5. Dear Professional Educators, this information is more typical than atypical, and legislators should be made aware of it. Please forward the link and/or the chart to House and Senate leaders as well as members of the Education committees. Encourage all teachers who kept track of their time to do the same. It's easy to ignore one, less easy to ignore many. Give legislators "ammunition" to use against platitudes and hasty generalizations.

6. My Writing and Editing Coach is right that we need to contact legislators. A word of caution, many legislators and representatives have been instructed/advised or have made it their practice to ignore any and all emails and letters from schools or people representing schools. When you contact them, do so from a home email address!

7. I really was thinking mostly about the lack of respect that teachers have been facing lately (like the belief we have easy jobs that end at 3pm and have three months off) when I started this. That said, I am facing my third year without raises or advancement and furlough days, and it's actually the fifth year of such in the area. If teachers can find better treatment because I kept tally, I would be glad for it.

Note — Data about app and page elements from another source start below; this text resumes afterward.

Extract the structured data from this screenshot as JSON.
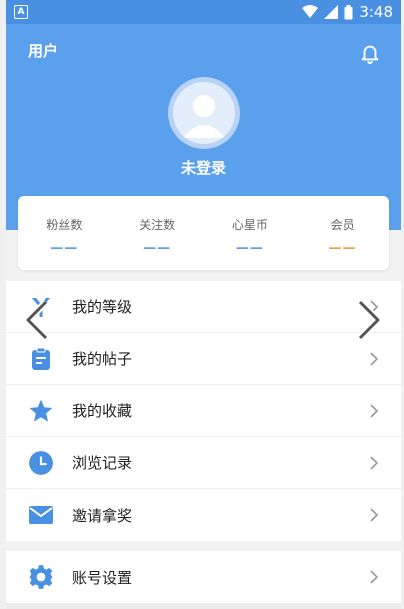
{
  "status_bar": {
    "time": "3:48",
    "app_badge": "A"
  },
  "header": {
    "title": "用户",
    "login_text": "未登录"
  },
  "stats": [
    {
      "label": "粉丝数",
      "value": "——",
      "color": "#5aa0ec"
    },
    {
      "label": "关注数",
      "value": "——",
      "color": "#5aa0ec"
    },
    {
      "label": "心星币",
      "value": "——",
      "color": "#5aa0ec"
    },
    {
      "label": "会员",
      "value": "——",
      "color": "#f0a04b"
    }
  ],
  "menu": [
    {
      "label": "我的等级",
      "icon": "level-icon"
    },
    {
      "label": "我的帖子",
      "icon": "posts-icon"
    },
    {
      "label": "我的收藏",
      "icon": "star-icon"
    },
    {
      "label": "浏览记录",
      "icon": "clock-icon"
    },
    {
      "label": "邀请拿奖",
      "icon": "mail-icon"
    }
  ],
  "settings": {
    "label": "账号设置",
    "icon": "gear-icon"
  },
  "colors": {
    "primary": "#5aa0ec",
    "accent": "#f0a04b"
  }
}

8. I hear you all loud and clear. This represents a pretty large sample of teachers and it makes me even MORE angry when people don't respect teachers. But now, I fight back with this data. It pisses me off that many of us are on pay freezes and many teachers work two jobs or need to take a summer job to be able to make ends meet. When you think about it, we're doing one of the most important jobs out there--educating the future of our country. People need to start respecting us, and I think the first step to making this happen is demanding that respect. Let's take this to the next level!